### AIM OF THE TASK:
Every record must be copied exactly. Leave nothing out.
### DATA SUPPLIED ###
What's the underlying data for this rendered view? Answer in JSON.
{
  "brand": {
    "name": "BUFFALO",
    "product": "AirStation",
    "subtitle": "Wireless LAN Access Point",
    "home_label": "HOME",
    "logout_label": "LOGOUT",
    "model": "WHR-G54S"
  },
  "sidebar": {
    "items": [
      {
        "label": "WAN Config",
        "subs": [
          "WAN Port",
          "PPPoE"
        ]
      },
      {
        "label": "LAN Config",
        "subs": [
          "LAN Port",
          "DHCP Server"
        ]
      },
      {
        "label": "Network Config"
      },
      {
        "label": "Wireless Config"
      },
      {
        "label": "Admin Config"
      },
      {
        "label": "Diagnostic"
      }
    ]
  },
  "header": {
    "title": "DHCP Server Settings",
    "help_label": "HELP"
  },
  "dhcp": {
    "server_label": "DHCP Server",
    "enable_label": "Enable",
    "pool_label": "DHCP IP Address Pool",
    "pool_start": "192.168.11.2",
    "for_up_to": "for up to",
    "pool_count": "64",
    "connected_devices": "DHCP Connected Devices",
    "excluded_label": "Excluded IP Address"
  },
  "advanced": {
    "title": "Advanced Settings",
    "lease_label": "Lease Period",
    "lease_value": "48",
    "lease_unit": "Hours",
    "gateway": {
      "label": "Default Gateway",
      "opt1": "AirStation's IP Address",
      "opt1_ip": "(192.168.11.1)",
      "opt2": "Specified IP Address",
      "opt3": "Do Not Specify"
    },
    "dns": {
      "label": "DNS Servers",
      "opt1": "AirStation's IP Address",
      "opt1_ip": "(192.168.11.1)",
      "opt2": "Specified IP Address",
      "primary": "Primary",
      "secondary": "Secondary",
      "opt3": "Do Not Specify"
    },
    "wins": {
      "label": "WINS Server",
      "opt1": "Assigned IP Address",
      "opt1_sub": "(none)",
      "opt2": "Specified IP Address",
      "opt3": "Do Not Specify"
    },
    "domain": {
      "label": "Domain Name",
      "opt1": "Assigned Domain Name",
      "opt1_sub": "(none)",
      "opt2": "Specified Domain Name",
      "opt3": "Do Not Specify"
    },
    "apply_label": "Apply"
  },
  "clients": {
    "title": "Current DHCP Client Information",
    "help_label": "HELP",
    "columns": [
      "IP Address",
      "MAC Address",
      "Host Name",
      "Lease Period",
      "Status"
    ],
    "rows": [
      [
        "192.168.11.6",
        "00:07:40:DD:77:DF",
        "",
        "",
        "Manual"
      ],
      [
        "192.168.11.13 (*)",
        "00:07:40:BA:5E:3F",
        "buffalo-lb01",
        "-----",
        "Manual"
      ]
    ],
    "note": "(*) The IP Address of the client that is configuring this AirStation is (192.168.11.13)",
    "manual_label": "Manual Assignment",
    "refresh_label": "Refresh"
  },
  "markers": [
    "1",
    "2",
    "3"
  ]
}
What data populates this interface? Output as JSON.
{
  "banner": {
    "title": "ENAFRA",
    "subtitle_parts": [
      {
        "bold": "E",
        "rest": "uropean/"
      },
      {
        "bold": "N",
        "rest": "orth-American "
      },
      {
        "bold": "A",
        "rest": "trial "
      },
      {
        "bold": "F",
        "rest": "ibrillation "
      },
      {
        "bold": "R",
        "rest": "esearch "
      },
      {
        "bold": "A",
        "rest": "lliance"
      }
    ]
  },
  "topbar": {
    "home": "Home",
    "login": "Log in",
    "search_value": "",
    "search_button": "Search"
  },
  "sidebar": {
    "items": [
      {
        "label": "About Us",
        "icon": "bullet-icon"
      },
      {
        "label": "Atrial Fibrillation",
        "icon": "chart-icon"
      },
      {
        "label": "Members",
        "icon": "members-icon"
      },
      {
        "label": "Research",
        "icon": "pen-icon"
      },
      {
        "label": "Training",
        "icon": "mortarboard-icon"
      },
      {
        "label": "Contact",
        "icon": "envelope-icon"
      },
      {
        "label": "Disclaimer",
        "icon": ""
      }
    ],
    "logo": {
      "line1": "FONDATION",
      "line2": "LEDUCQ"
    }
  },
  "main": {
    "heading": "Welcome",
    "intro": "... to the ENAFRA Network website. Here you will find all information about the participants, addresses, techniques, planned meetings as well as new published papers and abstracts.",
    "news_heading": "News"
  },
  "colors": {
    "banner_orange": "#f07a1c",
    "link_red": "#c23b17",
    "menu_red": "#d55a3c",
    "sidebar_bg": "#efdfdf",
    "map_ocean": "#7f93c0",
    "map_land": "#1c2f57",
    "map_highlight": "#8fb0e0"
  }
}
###
### EXERCISE SOLUTION:
What's the underlying data for this rendered view? Answer in JSON.
{
  "brand": {
    "name": "BUFFALO",
    "product": "AirStation",
    "subtitle": "Wireless LAN Access Point",
    "home_label": "HOME",
    "logout_label": "LOGOUT",
    "model": "WHR-G54S"
  },
  "sidebar": {
    "items": [
      {
        "label": "WAN Config",
        "subs": [
          "WAN Port",
          "PPPoE"
        ]
      },
      {
        "label": "LAN Config",
        "subs": [
          "LAN Port",
          "DHCP Server"
        ]
      },
      {
        "label": "Network Config"
      },
      {
        "label": "Wireless Config"
      },
      {
        "label": "Admin Config"
      },
      {
        "label": "Diagnostic"
      }
    ]
  },
  "header": {
    "title": "DHCP Server Settings",
    "help_label": "HELP"
  },
  "dhcp": {
    "server_label": "DHCP Server",
    "enable_label": "Enable",
    "pool_label": "DHCP IP Address Pool",
    "pool_start": "192.168.11.2",
    "for_up_to": "for up to",
    "pool_count": "64",
    "connected_devices": "DHCP Connected Devices",
    "excluded_label": "Excluded IP Address"
  },
  "advanced": {
    "title": "Advanced Settings",
    "lease_label": "Lease Period",
    "lease_value": "48",
    "lease_unit": "Hours",
    "gateway": {
      "label": "Default Gateway",
      "opt1": "AirStation's IP Address",
      "opt1_ip": "(192.168.11.1)",
      "opt2": "Specified IP Address",
      "opt3": "Do Not Specify"
    },
    "dns": {
      "label": "DNS Servers",
      "opt1": "AirStation's IP Address",
      "opt1_ip": "(192.168.11.1)",
      "opt2": "Specified IP Address",
      "primary": "Primary",
      "secondary": "Secondary",
      "opt3": "Do Not Specify"
    },
    "wins": {
      "label": "WINS Server",
      "opt1": "Assigned IP Address",
      "opt1_sub": "(none)",
      "opt2": "Specified IP Address",
      "opt3": "Do Not Specify"
    },
    "domain": {
      "label": "Domain Name",
      "opt1": "Assigned Domain Name",
      "opt1_sub": "(none)",
      "opt2": "Specified Domain Name",
      "opt3": "Do Not Specify"
    },
    "apply_label": "Apply"
  },
  "clients": {
    "title": "Current DHCP Client Information",
    "help_label": "HELP",
    "columns": [
      "IP Address",
      "MAC Address",
      "Host Name",
      "Lease Period",
      "Status"
    ],
    "rows": [
      [
        "192.168.11.6",
        "00:07:40:DD:77:DF",
        "",
        "",
        "Manual"
      ],
      [
        "192.168.11.13 (*)",
        "00:07:40:BA:5E:3F",
        "buffalo-lb01",
        "-----",
        "Manual"
      ]
    ],
    "note": "(*) The IP Address of the client that is configuring this AirStation is (192.168.11.13)",
    "manual_label": "Manual Assignment",
    "refresh_label": "Refresh"
  },
  "markers": [
    "1",
    "2",
    "3"
  ]
}
What data populates this interface? Output as JSON.
{
  "banner": {
    "title": "ENAFRA",
    "subtitle_parts": [
      {
        "bold": "E",
        "rest": "uropean/"
      },
      {
        "bold": "N",
        "rest": "orth-American "
      },
      {
        "bold": "A",
        "rest": "trial "
      },
      {
        "bold": "F",
        "rest": "ibrillation "
      },
      {
        "bold": "R",
        "rest": "esearch "
      },
      {
        "bold": "A",
        "rest": "lliance"
      }
    ]
  },
  "topbar": {
    "home": "Home",
    "login": "Log in",
    "search_value": "",
    "search_button": "Search"
  },
  "sidebar": {
    "items": [
      {
        "label": "About Us",
        "icon": "bullet-icon"
      },
      {
        "label": "Atrial Fibrillation",
        "icon": "chart-icon"
      },
      {
        "label": "Members",
        "icon": "members-icon"
      },
      {
        "label": "Research",
        "icon": "pen-icon"
      },
      {
        "label": "Training",
        "icon": "mortarboard-icon"
      },
      {
        "label": "Contact",
        "icon": "envelope-icon"
      },
      {
        "label": "Disclaimer",
        "icon": ""
      }
    ],
    "logo": {
      "line1": "FONDATION",
      "line2": "LEDUCQ"
    }
  },
  "main": {
    "heading": "Welcome",
    "intro": "... to the ENAFRA Network website. Here you will find all information about the participants, addresses, techniques, planned meetings as well as new published papers and abstracts.",
    "news_heading": "News"
  },
  "colors": {
    "banner_orange": "#f07a1c",
    "link_red": "#c23b17",
    "menu_red": "#d55a3c",
    "sidebar_bg": "#efdfdf",
    "map_ocean": "#7f93c0",
    "map_land": "#1c2f57",
    "map_highlight": "#8fb0e0"
  }
}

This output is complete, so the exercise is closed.